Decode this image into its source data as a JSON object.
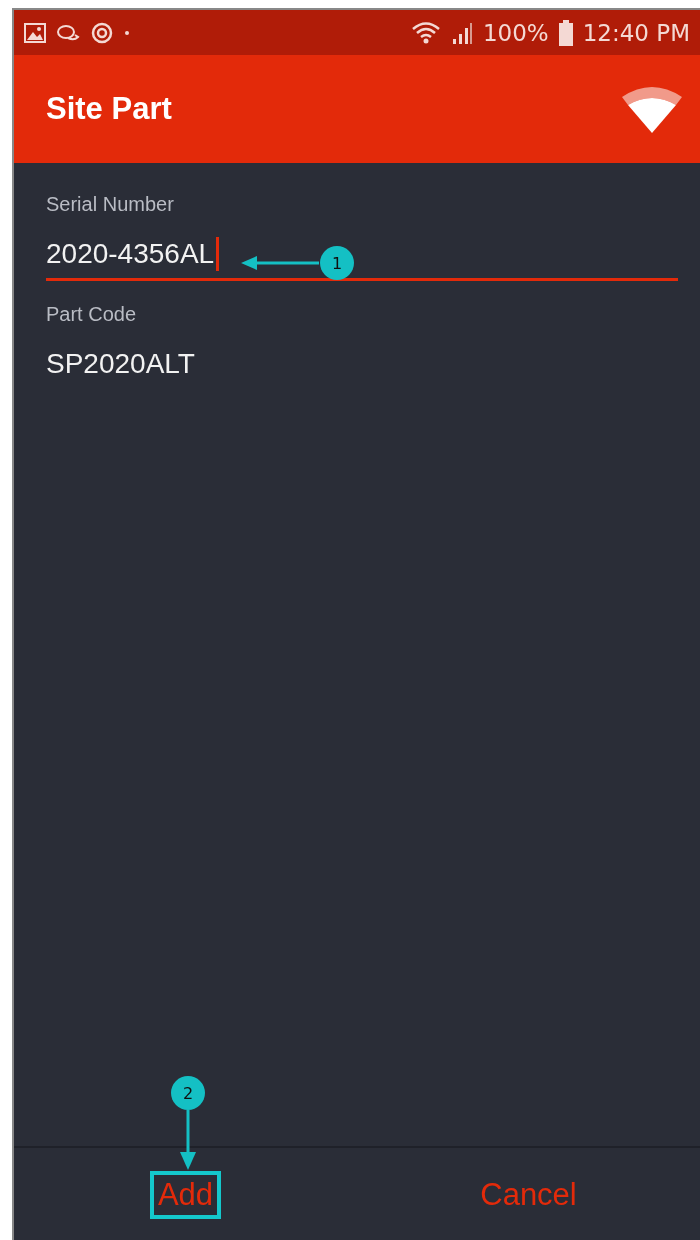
{
  "status_bar": {
    "battery": "100%",
    "time": "12:40 PM"
  },
  "app_bar": {
    "title": "Site Part"
  },
  "fields": [
    {
      "label": "Serial Number",
      "value": "2020-4356AL",
      "focused": true
    },
    {
      "label": "Part Code",
      "value": "SP2020ALT",
      "focused": false
    }
  ],
  "buttons": [
    {
      "label": "Add",
      "highlighted": true
    },
    {
      "label": "Cancel",
      "highlighted": false
    }
  ],
  "callouts": [
    {
      "number": "1"
    },
    {
      "number": "2"
    }
  ]
}
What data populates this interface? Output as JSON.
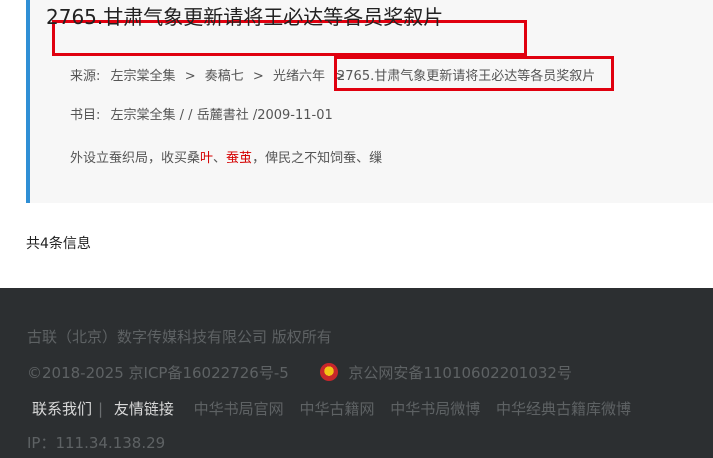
{
  "result": {
    "title": "2765.甘肃气象更新请将王必达等各员奖叙片",
    "source_label": "来源:",
    "breadcrumb": [
      "左宗棠全集",
      "奏稿七",
      "光绪六年"
    ],
    "breadcrumb_current": "2765.甘肃气象更新请将王必达等各员奖叙片",
    "book_label": "书目:",
    "book_info": "左宗棠全集 / / 岳麓書社 /2009-11-01",
    "snippet_pre": "外设立蚕织局，收买桑",
    "snippet_hl1": "叶",
    "snippet_mid": "、",
    "snippet_hl2": "蚕茧",
    "snippet_post": "，俾民之不知饲蚕、缫"
  },
  "count_text": "共4条信息",
  "footer": {
    "copyright": "古联（北京）数字传媒科技有限公司 版权所有",
    "icp": "©2018-2025 京ICP备16022726号-5",
    "police": "京公网安备11010602201032号",
    "contact": "联系我们",
    "friends": "友情链接",
    "links": [
      "中华书局官网",
      "中华古籍网",
      "中华书局微博",
      "中华经典古籍库微博"
    ],
    "ip": "IP：111.34.138.29"
  },
  "colors": {
    "accent_border": "#2f8fd5",
    "highlight_box": "#e0000f",
    "keyword": "#d40000",
    "footer_bg": "#2c2f31"
  }
}
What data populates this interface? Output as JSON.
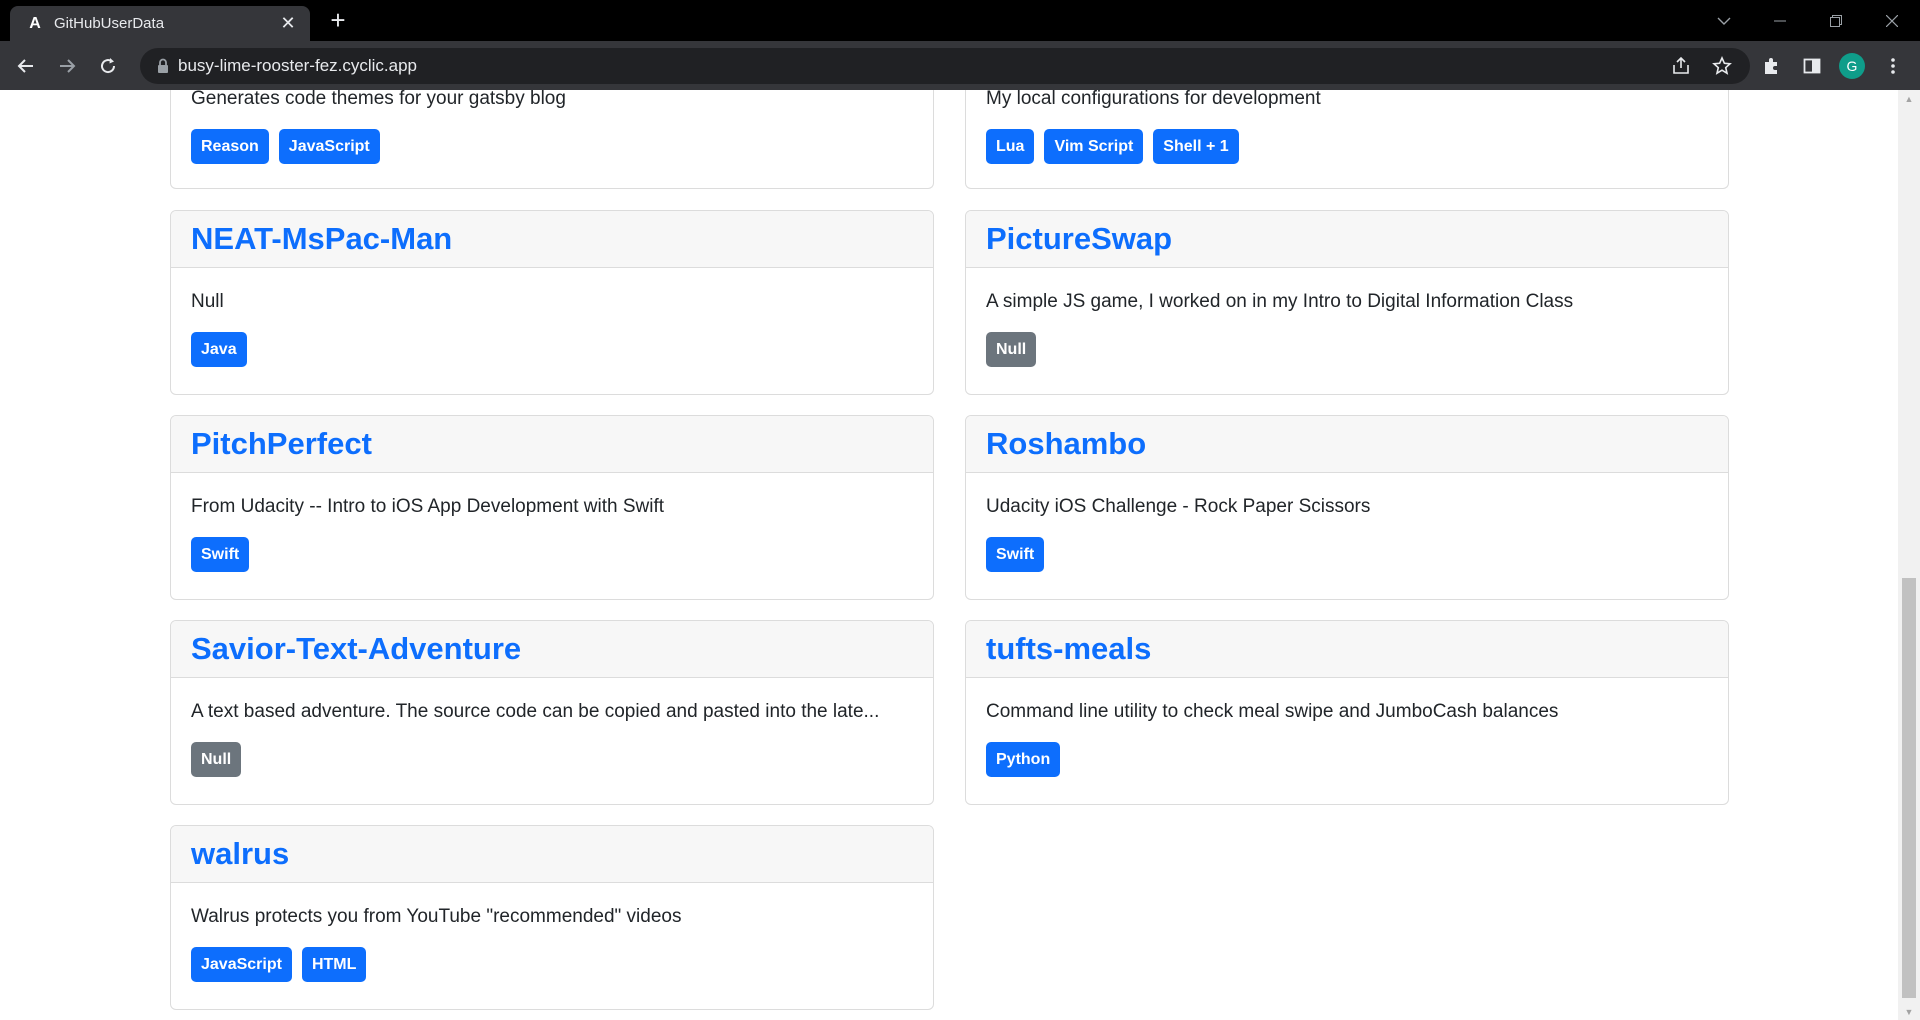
{
  "browser": {
    "tab_title": "GitHubUserData",
    "tab_favicon": "A",
    "url": "busy-lime-rooster-fez.cyclic.app",
    "profile_initial": "G"
  },
  "icons": {
    "back": "arrow-left-icon",
    "forward": "arrow-right-icon",
    "reload": "reload-icon",
    "lock": "lock-icon",
    "share": "share-icon",
    "bookmark": "star-icon",
    "extensions": "puzzle-icon",
    "sidepanel": "side-panel-icon",
    "menu": "kebab-menu-icon"
  },
  "colors": {
    "link": "#0d6efd",
    "badge_primary": "#0d6efd",
    "badge_secondary": "#6c757d"
  },
  "repos": [
    {
      "name": "",
      "description": "Generates code themes for your gatsby blog",
      "languages": [
        {
          "label": "Reason",
          "style": "primary"
        },
        {
          "label": "JavaScript",
          "style": "primary"
        }
      ]
    },
    {
      "name": "",
      "description": "My local configurations for development",
      "languages": [
        {
          "label": "Lua",
          "style": "primary"
        },
        {
          "label": "Vim Script",
          "style": "primary"
        },
        {
          "label": "Shell + 1",
          "style": "primary"
        }
      ]
    },
    {
      "name": "NEAT-MsPac-Man",
      "description": "Null",
      "languages": [
        {
          "label": "Java",
          "style": "primary"
        }
      ]
    },
    {
      "name": "PictureSwap",
      "description": "A simple JS game, I worked on in my Intro to Digital Information Class",
      "languages": [
        {
          "label": "Null",
          "style": "secondary"
        }
      ]
    },
    {
      "name": "PitchPerfect",
      "description": "From Udacity -- Intro to iOS App Development with Swift",
      "languages": [
        {
          "label": "Swift",
          "style": "primary"
        }
      ]
    },
    {
      "name": "Roshambo",
      "description": "Udacity iOS Challenge - Rock Paper Scissors",
      "languages": [
        {
          "label": "Swift",
          "style": "primary"
        }
      ]
    },
    {
      "name": "Savior-Text-Adventure",
      "description": "A text based adventure. The source code can be copied and pasted into the late...",
      "languages": [
        {
          "label": "Null",
          "style": "secondary"
        }
      ]
    },
    {
      "name": "tufts-meals",
      "description": "Command line utility to check meal swipe and JumboCash balances",
      "languages": [
        {
          "label": "Python",
          "style": "primary"
        }
      ]
    },
    {
      "name": "walrus",
      "description": "Walrus protects you from YouTube \"recommended\" videos",
      "languages": [
        {
          "label": "JavaScript",
          "style": "primary"
        },
        {
          "label": "HTML",
          "style": "primary"
        }
      ]
    }
  ]
}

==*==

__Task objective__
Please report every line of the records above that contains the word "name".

__Solution below__
      "name": "",
      "name": "",
      "name": "NEAT-MsPac-Man",
      "name": "PictureSwap",
      "name": "PitchPerfect",
      "name": "Roshambo",
      "name": "Savior-Text-Adventure",
      "name": "tufts-meals",
      "name": "walrus",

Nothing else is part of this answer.